Your instructions:
Set down every entry once more, character for character.

Data for this task:
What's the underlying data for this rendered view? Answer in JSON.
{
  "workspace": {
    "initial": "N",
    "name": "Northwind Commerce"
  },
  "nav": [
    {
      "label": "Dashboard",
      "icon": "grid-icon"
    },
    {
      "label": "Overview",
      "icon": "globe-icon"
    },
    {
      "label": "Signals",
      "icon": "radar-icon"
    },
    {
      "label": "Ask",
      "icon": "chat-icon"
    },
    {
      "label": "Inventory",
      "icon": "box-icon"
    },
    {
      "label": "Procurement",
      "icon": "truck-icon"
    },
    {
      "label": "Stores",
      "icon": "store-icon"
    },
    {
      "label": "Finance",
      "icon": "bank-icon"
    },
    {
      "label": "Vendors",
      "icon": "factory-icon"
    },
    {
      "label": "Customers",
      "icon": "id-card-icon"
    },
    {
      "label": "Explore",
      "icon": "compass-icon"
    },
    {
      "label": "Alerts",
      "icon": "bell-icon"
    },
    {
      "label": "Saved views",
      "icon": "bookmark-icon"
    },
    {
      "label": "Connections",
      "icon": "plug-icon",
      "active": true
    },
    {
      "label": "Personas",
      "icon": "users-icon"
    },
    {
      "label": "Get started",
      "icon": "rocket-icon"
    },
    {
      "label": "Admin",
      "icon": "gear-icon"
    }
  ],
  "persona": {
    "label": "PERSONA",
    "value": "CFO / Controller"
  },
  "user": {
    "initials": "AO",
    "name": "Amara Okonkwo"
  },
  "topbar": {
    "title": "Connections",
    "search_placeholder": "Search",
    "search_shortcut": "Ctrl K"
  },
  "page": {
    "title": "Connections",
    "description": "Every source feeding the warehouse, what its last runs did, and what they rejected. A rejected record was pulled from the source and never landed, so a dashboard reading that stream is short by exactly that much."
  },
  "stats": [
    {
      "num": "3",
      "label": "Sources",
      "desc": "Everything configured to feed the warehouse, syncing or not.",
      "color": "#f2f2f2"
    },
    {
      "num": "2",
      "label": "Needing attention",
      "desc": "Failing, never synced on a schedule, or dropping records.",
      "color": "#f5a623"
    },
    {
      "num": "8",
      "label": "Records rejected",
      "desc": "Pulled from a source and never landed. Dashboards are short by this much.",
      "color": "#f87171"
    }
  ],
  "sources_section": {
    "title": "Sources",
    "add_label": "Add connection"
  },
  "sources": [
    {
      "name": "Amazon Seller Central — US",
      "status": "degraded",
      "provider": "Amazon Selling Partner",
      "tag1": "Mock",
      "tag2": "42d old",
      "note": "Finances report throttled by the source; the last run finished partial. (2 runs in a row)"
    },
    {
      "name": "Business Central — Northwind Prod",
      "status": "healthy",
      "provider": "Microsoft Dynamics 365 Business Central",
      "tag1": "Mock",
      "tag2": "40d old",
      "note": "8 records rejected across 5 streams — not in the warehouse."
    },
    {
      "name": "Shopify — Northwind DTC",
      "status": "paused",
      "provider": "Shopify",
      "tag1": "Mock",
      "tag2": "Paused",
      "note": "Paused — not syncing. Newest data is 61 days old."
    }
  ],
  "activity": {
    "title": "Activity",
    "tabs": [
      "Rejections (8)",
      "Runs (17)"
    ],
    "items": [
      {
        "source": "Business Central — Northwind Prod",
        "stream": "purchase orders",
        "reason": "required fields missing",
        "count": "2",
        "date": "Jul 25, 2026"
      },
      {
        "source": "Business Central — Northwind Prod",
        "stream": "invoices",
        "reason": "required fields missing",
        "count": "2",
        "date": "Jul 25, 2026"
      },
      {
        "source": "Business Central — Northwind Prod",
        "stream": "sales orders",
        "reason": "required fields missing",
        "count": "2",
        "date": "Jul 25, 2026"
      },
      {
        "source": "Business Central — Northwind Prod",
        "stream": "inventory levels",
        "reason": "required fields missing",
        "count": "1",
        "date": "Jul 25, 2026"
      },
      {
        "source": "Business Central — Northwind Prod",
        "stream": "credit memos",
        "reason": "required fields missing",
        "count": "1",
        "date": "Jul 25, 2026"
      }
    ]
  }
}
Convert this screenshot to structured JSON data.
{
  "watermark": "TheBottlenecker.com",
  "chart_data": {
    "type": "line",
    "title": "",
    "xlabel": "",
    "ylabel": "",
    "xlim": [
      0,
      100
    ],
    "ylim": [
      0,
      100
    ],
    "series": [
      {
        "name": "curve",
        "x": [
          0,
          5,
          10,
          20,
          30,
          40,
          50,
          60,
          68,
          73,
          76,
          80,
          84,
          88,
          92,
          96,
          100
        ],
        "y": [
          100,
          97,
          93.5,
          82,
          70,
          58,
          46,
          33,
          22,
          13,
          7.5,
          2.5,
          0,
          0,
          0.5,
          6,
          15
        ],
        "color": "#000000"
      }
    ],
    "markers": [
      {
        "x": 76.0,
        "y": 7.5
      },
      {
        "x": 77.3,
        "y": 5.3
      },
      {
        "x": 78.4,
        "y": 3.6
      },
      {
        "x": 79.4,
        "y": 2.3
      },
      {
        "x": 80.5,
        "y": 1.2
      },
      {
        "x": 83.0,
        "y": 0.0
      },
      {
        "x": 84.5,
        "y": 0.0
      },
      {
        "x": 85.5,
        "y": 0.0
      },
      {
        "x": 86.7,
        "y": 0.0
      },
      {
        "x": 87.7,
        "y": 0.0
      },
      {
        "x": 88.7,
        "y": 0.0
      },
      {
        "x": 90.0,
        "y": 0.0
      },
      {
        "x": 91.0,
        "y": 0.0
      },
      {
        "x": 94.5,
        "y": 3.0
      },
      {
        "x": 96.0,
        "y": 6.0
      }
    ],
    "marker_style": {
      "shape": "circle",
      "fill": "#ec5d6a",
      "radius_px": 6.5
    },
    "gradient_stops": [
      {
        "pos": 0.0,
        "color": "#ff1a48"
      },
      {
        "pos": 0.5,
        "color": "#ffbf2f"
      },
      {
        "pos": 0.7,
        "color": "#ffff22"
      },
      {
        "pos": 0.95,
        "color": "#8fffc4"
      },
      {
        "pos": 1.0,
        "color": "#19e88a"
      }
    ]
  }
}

Expected answer:
What's the underlying data for this rendered view? Answer in JSON.
{
  "workspace": {
    "initial": "N",
    "name": "Northwind Commerce"
  },
  "nav": [
    {
      "label": "Dashboard",
      "icon": "grid-icon"
    },
    {
      "label": "Overview",
      "icon": "globe-icon"
    },
    {
      "label": "Signals",
      "icon": "radar-icon"
    },
    {
      "label": "Ask",
      "icon": "chat-icon"
    },
    {
      "label": "Inventory",
      "icon": "box-icon"
    },
    {
      "label": "Procurement",
      "icon": "truck-icon"
    },
    {
      "label": "Stores",
      "icon": "store-icon"
    },
    {
      "label": "Finance",
      "icon": "bank-icon"
    },
    {
      "label": "Vendors",
      "icon": "factory-icon"
    },
    {
      "label": "Customers",
      "icon": "id-card-icon"
    },
    {
      "label": "Explore",
      "icon": "compass-icon"
    },
    {
      "label": "Alerts",
      "icon": "bell-icon"
    },
    {
      "label": "Saved views",
      "icon": "bookmark-icon"
    },
    {
      "label": "Connections",
      "icon": "plug-icon",
      "active": true
    },
    {
      "label": "Personas",
      "icon": "users-icon"
    },
    {
      "label": "Get started",
      "icon": "rocket-icon"
    },
    {
      "label": "Admin",
      "icon": "gear-icon"
    }
  ],
  "persona": {
    "label": "PERSONA",
    "value": "CFO / Controller"
  },
  "user": {
    "initials": "AO",
    "name": "Amara Okonkwo"
  },
  "topbar": {
    "title": "Connections",
    "search_placeholder": "Search",
    "search_shortcut": "Ctrl K"
  },
  "page": {
    "title": "Connections",
    "description": "Every source feeding the warehouse, what its last runs did, and what they rejected. A rejected record was pulled from the source and never landed, so a dashboard reading that stream is short by exactly that much."
  },
  "stats": [
    {
      "num": "3",
      "label": "Sources",
      "desc": "Everything configured to feed the warehouse, syncing or not.",
      "color": "#f2f2f2"
    },
    {
      "num": "2",
      "label": "Needing attention",
      "desc": "Failing, never synced on a schedule, or dropping records.",
      "color": "#f5a623"
    },
    {
      "num": "8",
      "label": "Records rejected",
      "desc": "Pulled from a source and never landed. Dashboards are short by this much.",
      "color": "#f87171"
    }
  ],
  "sources_section": {
    "title": "Sources",
    "add_label": "Add connection"
  },
  "sources": [
    {
      "name": "Amazon Seller Central — US",
      "status": "degraded",
      "provider": "Amazon Selling Partner",
      "tag1": "Mock",
      "tag2": "42d old",
      "note": "Finances report throttled by the source; the last run finished partial. (2 runs in a row)"
    },
    {
      "name": "Business Central — Northwind Prod",
      "status": "healthy",
      "provider": "Microsoft Dynamics 365 Business Central",
      "tag1": "Mock",
      "tag2": "40d old",
      "note": "8 records rejected across 5 streams — not in the warehouse."
    },
    {
      "name": "Shopify — Northwind DTC",
      "status": "paused",
      "provider": "Shopify",
      "tag1": "Mock",
      "tag2": "Paused",
      "note": "Paused — not syncing. Newest data is 61 days old."
    }
  ],
  "activity": {
    "title": "Activity",
    "tabs": [
      "Rejections (8)",
      "Runs (17)"
    ],
    "items": [
      {
        "source": "Business Central — Northwind Prod",
        "stream": "purchase orders",
        "reason": "required fields missing",
        "count": "2",
        "date": "Jul 25, 2026"
      },
      {
        "source": "Business Central — Northwind Prod",
        "stream": "invoices",
        "reason": "required fields missing",
        "count": "2",
        "date": "Jul 25, 2026"
      },
      {
        "source": "Business Central — Northwind Prod",
        "stream": "sales orders",
        "reason": "required fields missing",
        "count": "2",
        "date": "Jul 25, 2026"
      },
      {
        "source": "Business Central — Northwind Prod",
        "stream": "inventory levels",
        "reason": "required fields missing",
        "count": "1",
        "date": "Jul 25, 2026"
      },
      {
        "source": "Business Central — Northwind Prod",
        "stream": "credit memos",
        "reason": "required fields missing",
        "count": "1",
        "date": "Jul 25, 2026"
      }
    ]
  }
}
Convert this screenshot to structured JSON data.
{
  "watermark": "TheBottlenecker.com",
  "chart_data": {
    "type": "line",
    "title": "",
    "xlabel": "",
    "ylabel": "",
    "xlim": [
      0,
      100
    ],
    "ylim": [
      0,
      100
    ],
    "series": [
      {
        "name": "curve",
        "x": [
          0,
          5,
          10,
          20,
          30,
          40,
          50,
          60,
          68,
          73,
          76,
          80,
          84,
          88,
          92,
          96,
          100
        ],
        "y": [
          100,
          97,
          93.5,
          82,
          70,
          58,
          46,
          33,
          22,
          13,
          7.5,
          2.5,
          0,
          0,
          0.5,
          6,
          15
        ],
        "color": "#000000"
      }
    ],
    "markers": [
      {
        "x": 76.0,
        "y": 7.5
      },
      {
        "x": 77.3,
        "y": 5.3
      },
      {
        "x": 78.4,
        "y": 3.6
      },
      {
        "x": 79.4,
        "y": 2.3
      },
      {
        "x": 80.5,
        "y": 1.2
      },
      {
        "x": 83.0,
        "y": 0.0
      },
      {
        "x": 84.5,
        "y": 0.0
      },
      {
        "x": 85.5,
        "y": 0.0
      },
      {
        "x": 86.7,
        "y": 0.0
      },
      {
        "x": 87.7,
        "y": 0.0
      },
      {
        "x": 88.7,
        "y": 0.0
      },
      {
        "x": 90.0,
        "y": 0.0
      },
      {
        "x": 91.0,
        "y": 0.0
      },
      {
        "x": 94.5,
        "y": 3.0
      },
      {
        "x": 96.0,
        "y": 6.0
      }
    ],
    "marker_style": {
      "shape": "circle",
      "fill": "#ec5d6a",
      "radius_px": 6.5
    },
    "gradient_stops": [
      {
        "pos": 0.0,
        "color": "#ff1a48"
      },
      {
        "pos": 0.5,
        "color": "#ffbf2f"
      },
      {
        "pos": 0.7,
        "color": "#ffff22"
      },
      {
        "pos": 0.95,
        "color": "#8fffc4"
      },
      {
        "pos": 1.0,
        "color": "#19e88a"
      }
    ]
  }
}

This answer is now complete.